Bragg, the city’s first Black DA, instructed his staff to view prison as a “last resort,” according to an article in The Washington Post by Paulina Villegas.
“Data, and my personal experiences, show that reserving incarceration for matters involving significant harm will make us safer,” he wrote in a 2022 memo explaining his new guidelines to his staff after his election.
Bragg, a 49-year-old father of two and Sunday school teacher, grew up in Harlem in the 1980s surrounded by violent crime. Before he turned 21, he had a gun pointed at him six times — three times by the police — and had a loved one who struggled with life after incarceration.
Now, he is using his lived experience and personal understanding of the criminal justice system to help reform the very system he now runs.
Vincent M. Southerland, a professor at New York University School of Law, described Bragg’s policies as a “dramatic departure” from Manhattan’s previous DAs, who emphasized “tough-on-crime, overly punitive policies” that fueled the growth of prison and jail populations “exponentially.”
Instead of fixating on incarceration, Bragg is focusing on alternatives like community service, diversion programs, and restorative justice. In similar fashion, he has supported initiatives to finance mental health care services for people arrested in Manhattan and funded programs to help prevent youth gun violence, according to reporting in Vanity Fair.
Bragg has argued that prison and harsh sentences produce collateral harms that perpetuate crime rather than build community safety. His memo directs prosecutors to consider the impacts of incarceration on budgets, communities, and public safety as well as the “racially disparate use of incarceration.”
The instructions also prohibit the prosecution of low-level offenses such as public transportation fare evasion and prostitution, downgrade certain felonies, and set 20 years as the maximum prison term that prosecutors can request, other than for exceptional cases. In addition, seeking sentences of life without parole is no longer an option for prosecutors.
Bragg also put strict limits on pretrial detention. He cited the condition of the city’s Rikers Island jails, plagued by extreme overcrowding and violence, to support his directive to reserve pretrial detention for very serious cases only.
“Bragg is saying there are other ways of punishing people, seeking justice and deterring people from committing crimes other than incarceration,” said Bennett Capers, who teaches law at Fordham University.
Alana Sivin, a former public defender and advocate for legal reform, welcomed Bragg’s guidelines. She said they will shift the focus to “real robberies, not a harmless person who walked into a store to steal underwear with a hand in his pocket.”

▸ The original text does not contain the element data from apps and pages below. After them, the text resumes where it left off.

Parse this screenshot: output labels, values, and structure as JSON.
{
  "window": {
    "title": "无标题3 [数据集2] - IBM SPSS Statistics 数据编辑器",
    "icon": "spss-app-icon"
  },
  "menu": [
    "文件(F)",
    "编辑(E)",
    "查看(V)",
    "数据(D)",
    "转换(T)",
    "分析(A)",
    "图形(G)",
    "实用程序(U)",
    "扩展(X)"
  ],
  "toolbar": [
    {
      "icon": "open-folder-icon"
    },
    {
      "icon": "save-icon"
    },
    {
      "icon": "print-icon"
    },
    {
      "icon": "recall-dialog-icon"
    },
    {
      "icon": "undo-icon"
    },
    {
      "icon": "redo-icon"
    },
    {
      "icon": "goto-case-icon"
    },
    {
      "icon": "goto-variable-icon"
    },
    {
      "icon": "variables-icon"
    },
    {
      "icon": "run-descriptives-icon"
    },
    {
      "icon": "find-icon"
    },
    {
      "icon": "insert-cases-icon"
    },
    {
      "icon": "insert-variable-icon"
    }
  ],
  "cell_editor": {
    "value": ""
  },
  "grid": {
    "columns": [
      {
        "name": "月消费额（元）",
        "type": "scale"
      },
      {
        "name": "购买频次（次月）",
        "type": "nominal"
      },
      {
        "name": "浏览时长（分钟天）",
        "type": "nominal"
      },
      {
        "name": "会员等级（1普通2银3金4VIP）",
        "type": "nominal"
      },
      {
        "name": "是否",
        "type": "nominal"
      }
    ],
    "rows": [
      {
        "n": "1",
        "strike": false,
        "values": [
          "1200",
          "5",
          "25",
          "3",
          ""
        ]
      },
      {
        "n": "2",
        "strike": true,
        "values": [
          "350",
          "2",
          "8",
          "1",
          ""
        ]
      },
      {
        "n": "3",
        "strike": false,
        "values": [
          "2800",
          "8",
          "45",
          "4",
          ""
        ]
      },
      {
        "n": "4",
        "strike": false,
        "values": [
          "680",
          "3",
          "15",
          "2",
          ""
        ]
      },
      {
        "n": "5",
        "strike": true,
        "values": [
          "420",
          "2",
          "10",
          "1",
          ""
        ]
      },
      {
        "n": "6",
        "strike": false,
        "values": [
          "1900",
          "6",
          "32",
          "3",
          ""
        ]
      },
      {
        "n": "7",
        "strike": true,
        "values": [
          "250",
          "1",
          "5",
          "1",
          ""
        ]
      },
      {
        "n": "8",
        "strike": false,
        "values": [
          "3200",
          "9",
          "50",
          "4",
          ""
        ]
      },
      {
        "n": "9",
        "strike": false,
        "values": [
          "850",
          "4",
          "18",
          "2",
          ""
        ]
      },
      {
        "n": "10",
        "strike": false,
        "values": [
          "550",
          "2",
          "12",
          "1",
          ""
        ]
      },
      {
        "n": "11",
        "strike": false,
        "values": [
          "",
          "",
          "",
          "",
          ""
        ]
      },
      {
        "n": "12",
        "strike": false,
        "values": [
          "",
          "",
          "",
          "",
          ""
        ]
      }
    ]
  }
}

Sivin explained that upgrading petty thefts to felony robbery is a common practice that disproportionately affects marginalized people of color.
“I have seen so many people spend years in prison for stealing maybe $25 worth of items, simply because a store clerk said they saw them point to their pocket,” she wrote on Twitter. “So many lives will be changed for the better through the policy.”
Downgrading petty thefts to focus on serious financial crimes and fraud in his Manhattan jurisdiction, the world’s most important financial center, is consistent with Bragg’s indictment of former president Trump. The grand jury indictment alleges Trump falsified business records in an effort to perpetuate felony election and tax fraud.
In his press conference announcing the indictment, Bragg said that no one is above the law.
However, just like the disagreements over Trump’s indictment, some people have disagreed with Bragg’s reforms. Experts like Southerland said some level of resistance from police and the public to the reforms is to be expected.
One of those is Patrick Lynch, president of the New York City Police Benevolent Association, which represents approximately 24,000 police members. Lynch questioned the new guidelines and claimed it would encourage criminals.
“Police officers don’t want to be sent out to enforce laws that the district attorneys won’t prosecute,” Lynch said. “And there are already too many people who believe that they can commit crimes, resist arrest, interfere with police officers and face zero consequences.”
Bragg has full authority to implement the new policies, but he said he would hold “discussions” with the union and other parties to help refine the guidelines as they are implemented.
“While my commitment to making incarceration a matter of last resort is immutable, the path to get there through these policies will be dynamic, and not static, and will be informed by our discussions and our work with trial lawyers, law enforcement and others,” Bragg said in a statement to The Washington Post.